### Excerpted data
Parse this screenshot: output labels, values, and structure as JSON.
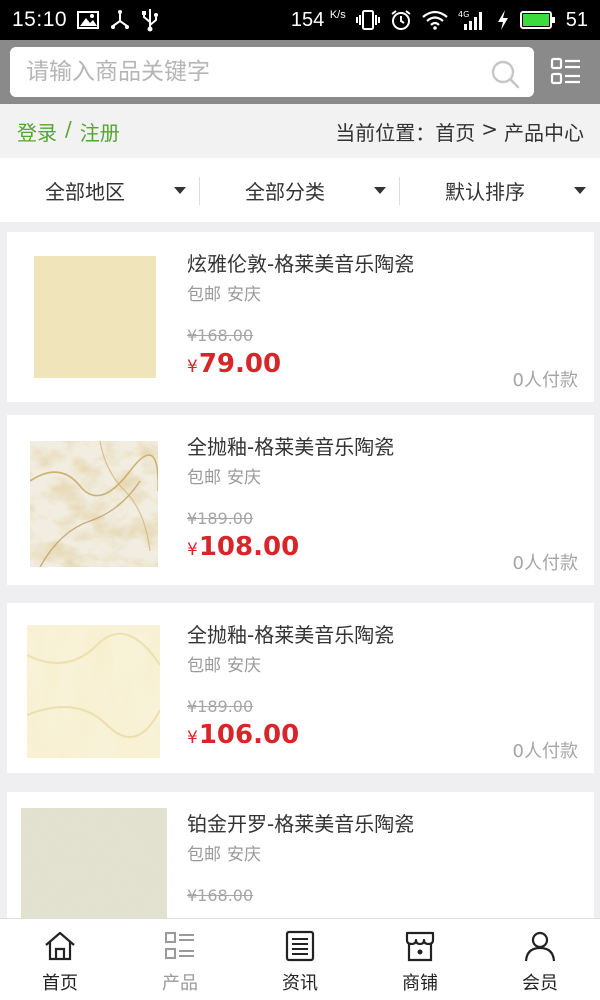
{
  "status_bar": {
    "time": "15:10",
    "speed": "154",
    "speed_unit": "K/s",
    "battery": "51",
    "icons": [
      "image-icon",
      "usb-debug-icon",
      "usb-icon",
      "vibrate-icon",
      "alarm-icon",
      "wifi-icon",
      "signal-4g-icon",
      "charging-icon",
      "battery-icon"
    ]
  },
  "search": {
    "placeholder": "请输入商品关键字"
  },
  "breadcrumb": {
    "login": "登录",
    "separator": "/",
    "register": "注册",
    "location_label": "当前位置：",
    "home": "首页",
    "arrow": ">",
    "current": "产品中心"
  },
  "filters": [
    {
      "label": "全部地区"
    },
    {
      "label": "全部分类"
    },
    {
      "label": "默认排序"
    }
  ],
  "products": [
    {
      "title": "炫雅伦敦-格莱美音乐陶瓷",
      "shipping": "包邮",
      "city": "安庆",
      "old_price": "¥168.00",
      "currency": "¥",
      "price": "79.00",
      "sold": "0人付款"
    },
    {
      "title": "全抛釉-格莱美音乐陶瓷",
      "shipping": "包邮",
      "city": "安庆",
      "old_price": "¥189.00",
      "currency": "¥",
      "price": "108.00",
      "sold": "0人付款"
    },
    {
      "title": "全抛釉-格莱美音乐陶瓷",
      "shipping": "包邮",
      "city": "安庆",
      "old_price": "¥189.00",
      "currency": "¥",
      "price": "106.00",
      "sold": "0人付款"
    },
    {
      "title": "铂金开罗-格莱美音乐陶瓷",
      "shipping": "包邮",
      "city": "安庆",
      "old_price": "¥168.00",
      "currency": "¥",
      "price": "",
      "sold": ""
    }
  ],
  "nav": [
    {
      "label": "首页",
      "icon": "home-icon"
    },
    {
      "label": "产品",
      "icon": "product-list-icon"
    },
    {
      "label": "资讯",
      "icon": "news-icon"
    },
    {
      "label": "商铺",
      "icon": "store-icon"
    },
    {
      "label": "会员",
      "icon": "member-icon"
    }
  ],
  "colors": {
    "accent_green": "#55a532",
    "price_red": "#d6262a",
    "header_gray": "#8a8a8a"
  }
}
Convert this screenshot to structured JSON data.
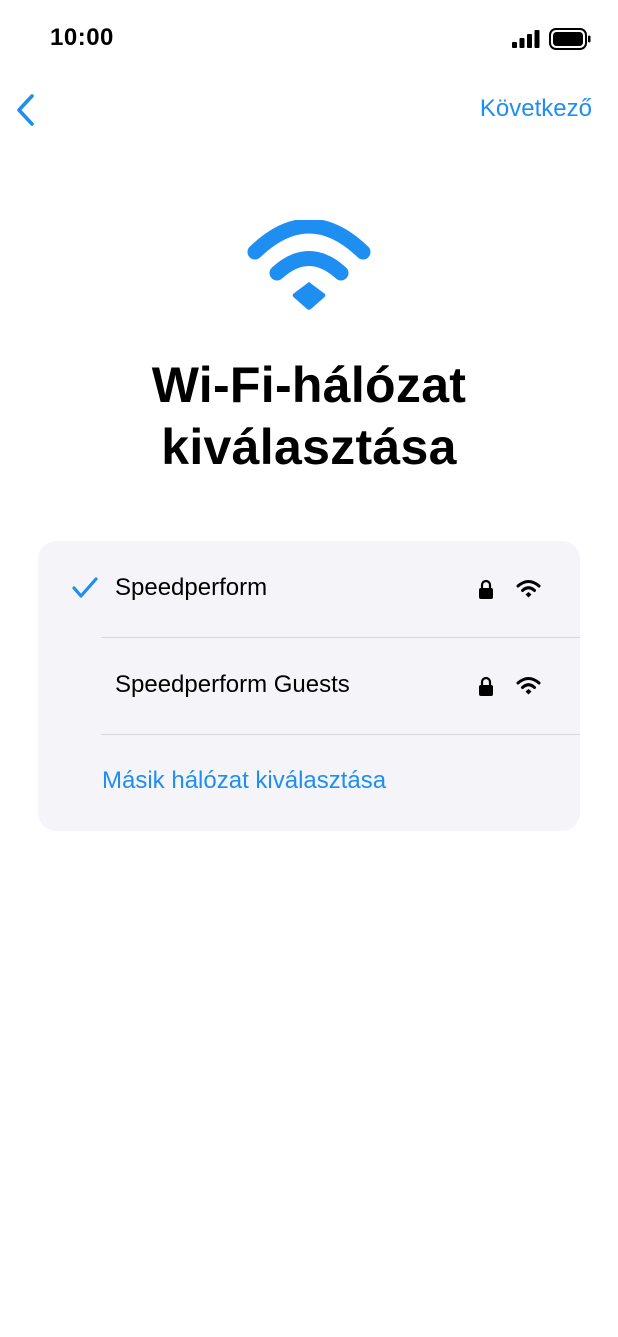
{
  "status_bar": {
    "time": "10:00",
    "icons": [
      "signal-bars-icon",
      "battery-icon"
    ]
  },
  "nav": {
    "back_icon": "chevron-left-icon",
    "next_label": "Következő"
  },
  "hero": {
    "icon": "wifi-icon",
    "title": "Wi-Fi-hálózat kiválasztása"
  },
  "networks": [
    {
      "name": "Speedperform",
      "selected": true,
      "secured": true,
      "icons": [
        "checkmark-icon",
        "lock-icon",
        "wifi-icon"
      ]
    },
    {
      "name": "Speedperform Guests",
      "selected": false,
      "secured": true,
      "icons": [
        "lock-icon",
        "wifi-icon"
      ]
    }
  ],
  "other_network_label": "Másik hálózat kiválasztása",
  "colors": {
    "accent": "#1f8ef1",
    "card_background": "#f5f5f9",
    "divider": "#d8d8dc",
    "text": "#000000",
    "background": "#ffffff"
  }
}
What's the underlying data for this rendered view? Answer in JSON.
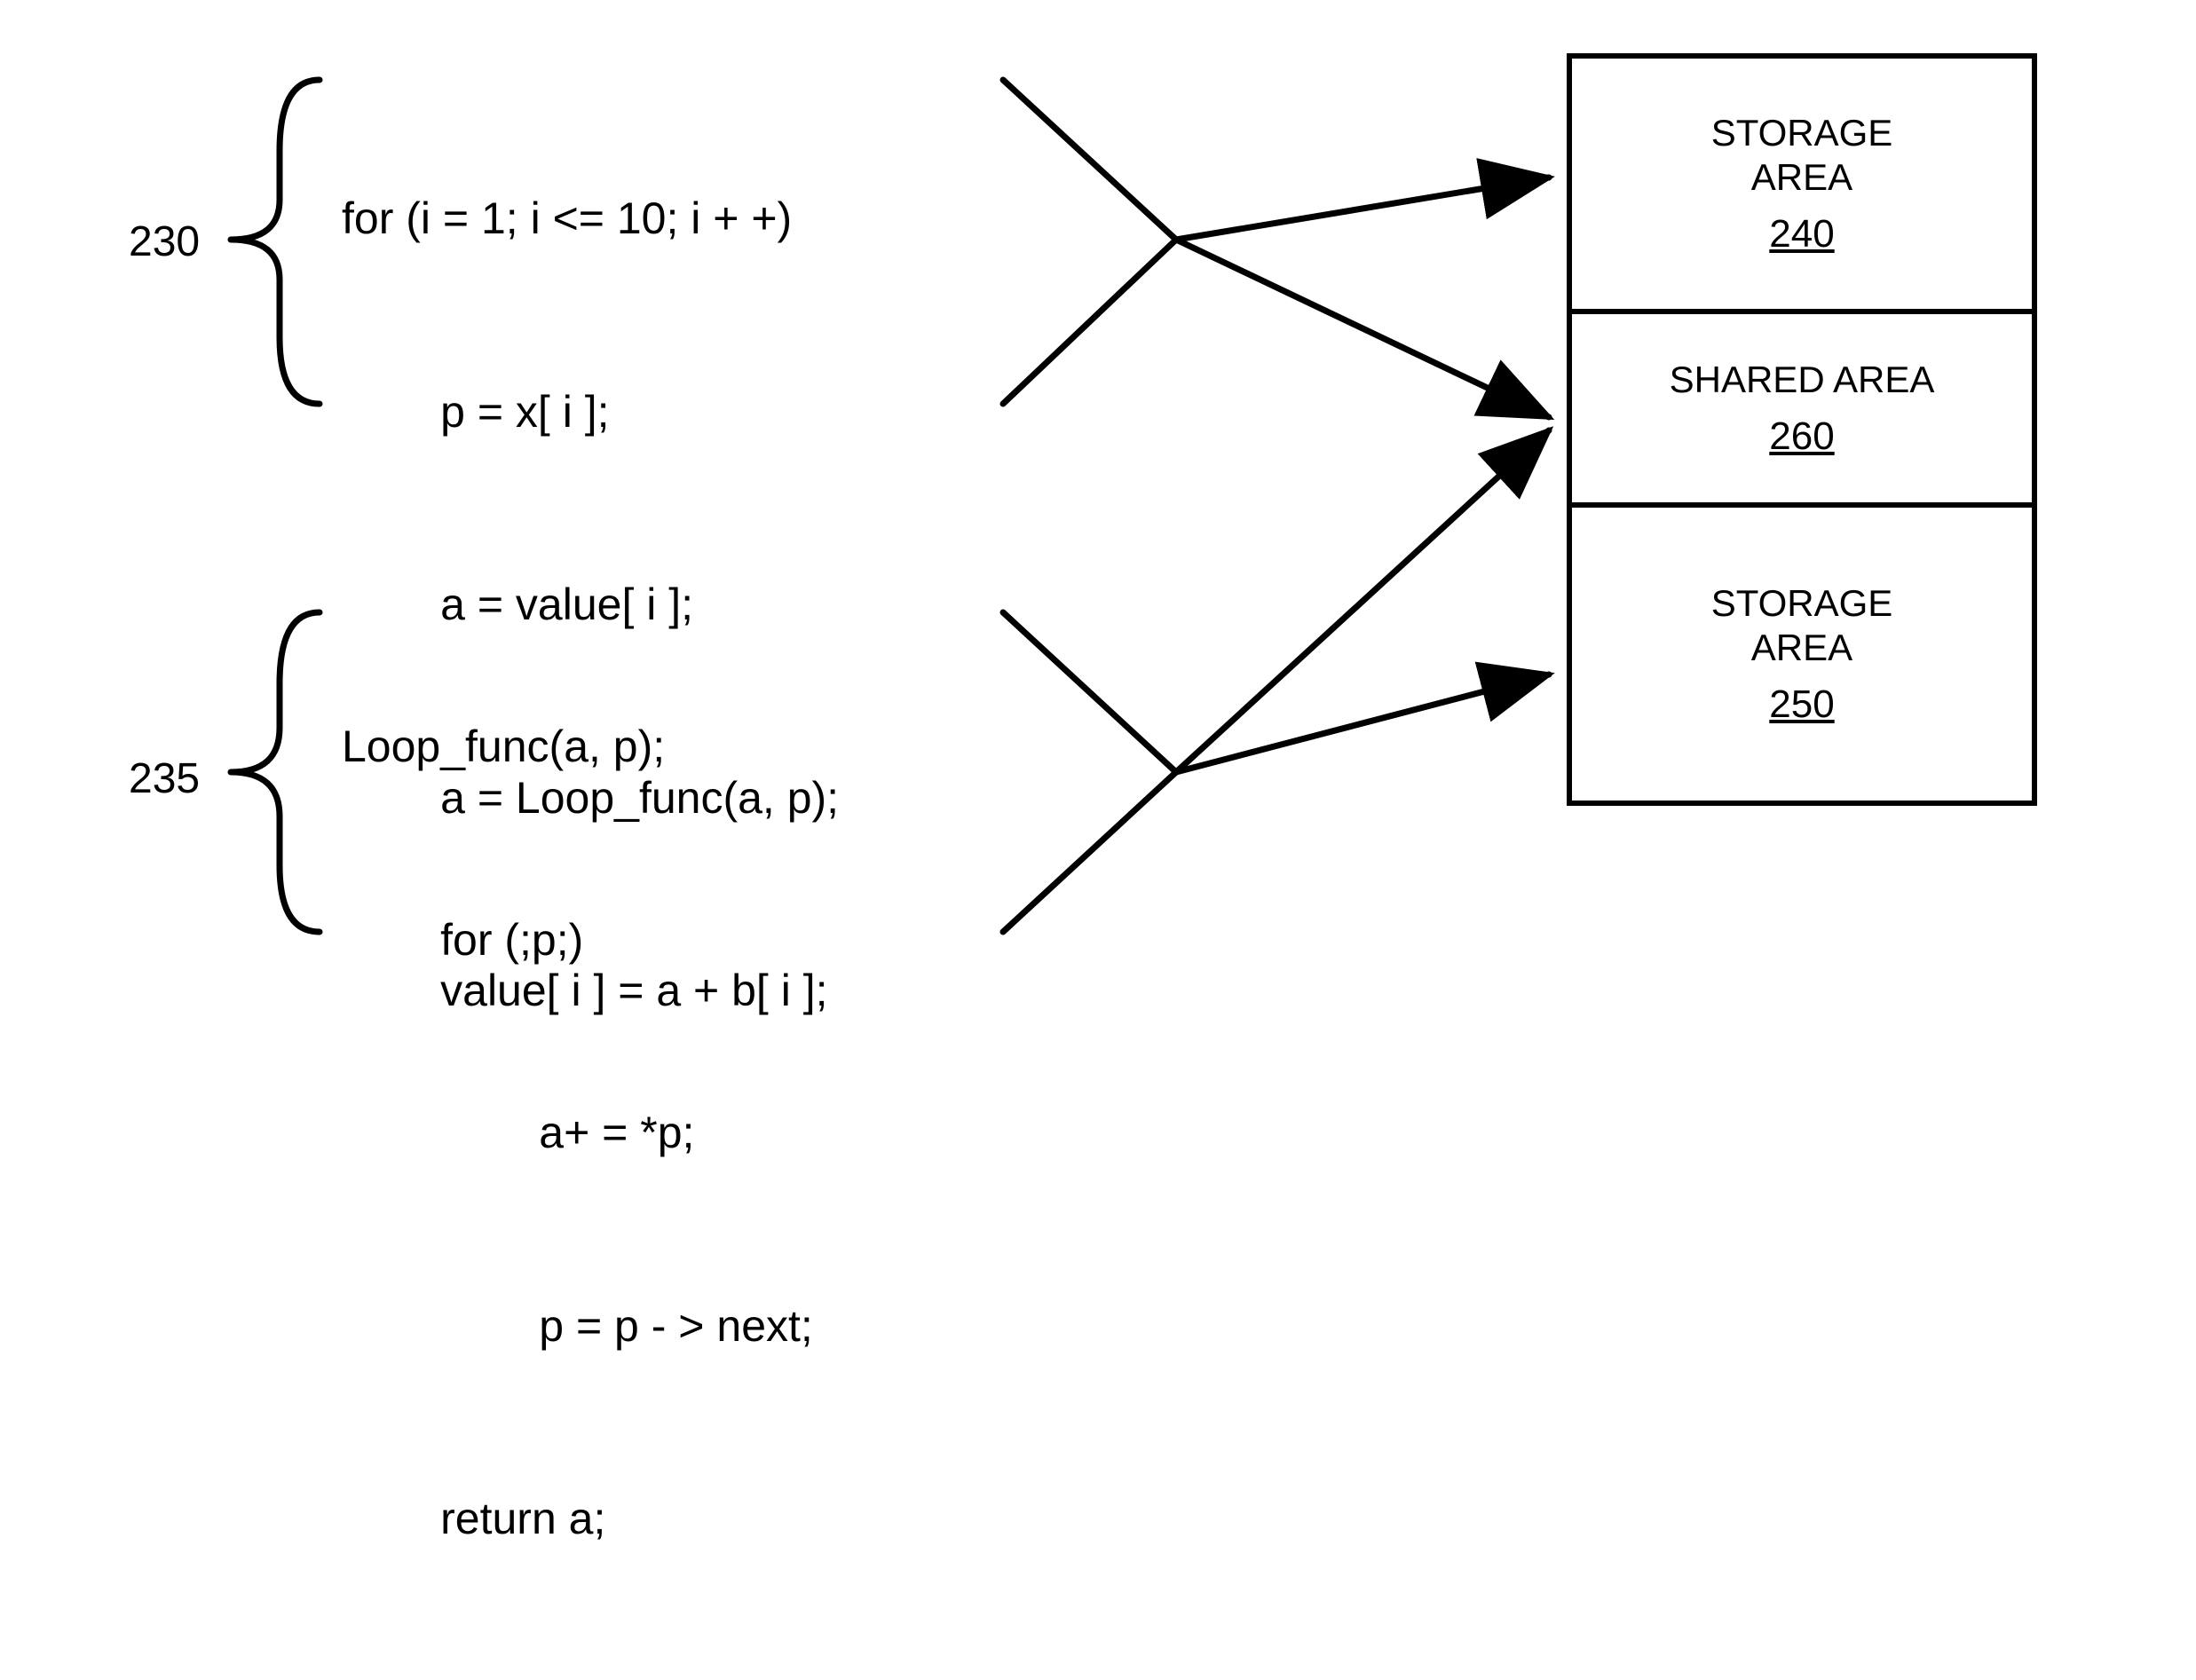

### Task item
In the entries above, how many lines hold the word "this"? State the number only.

### Task solution
3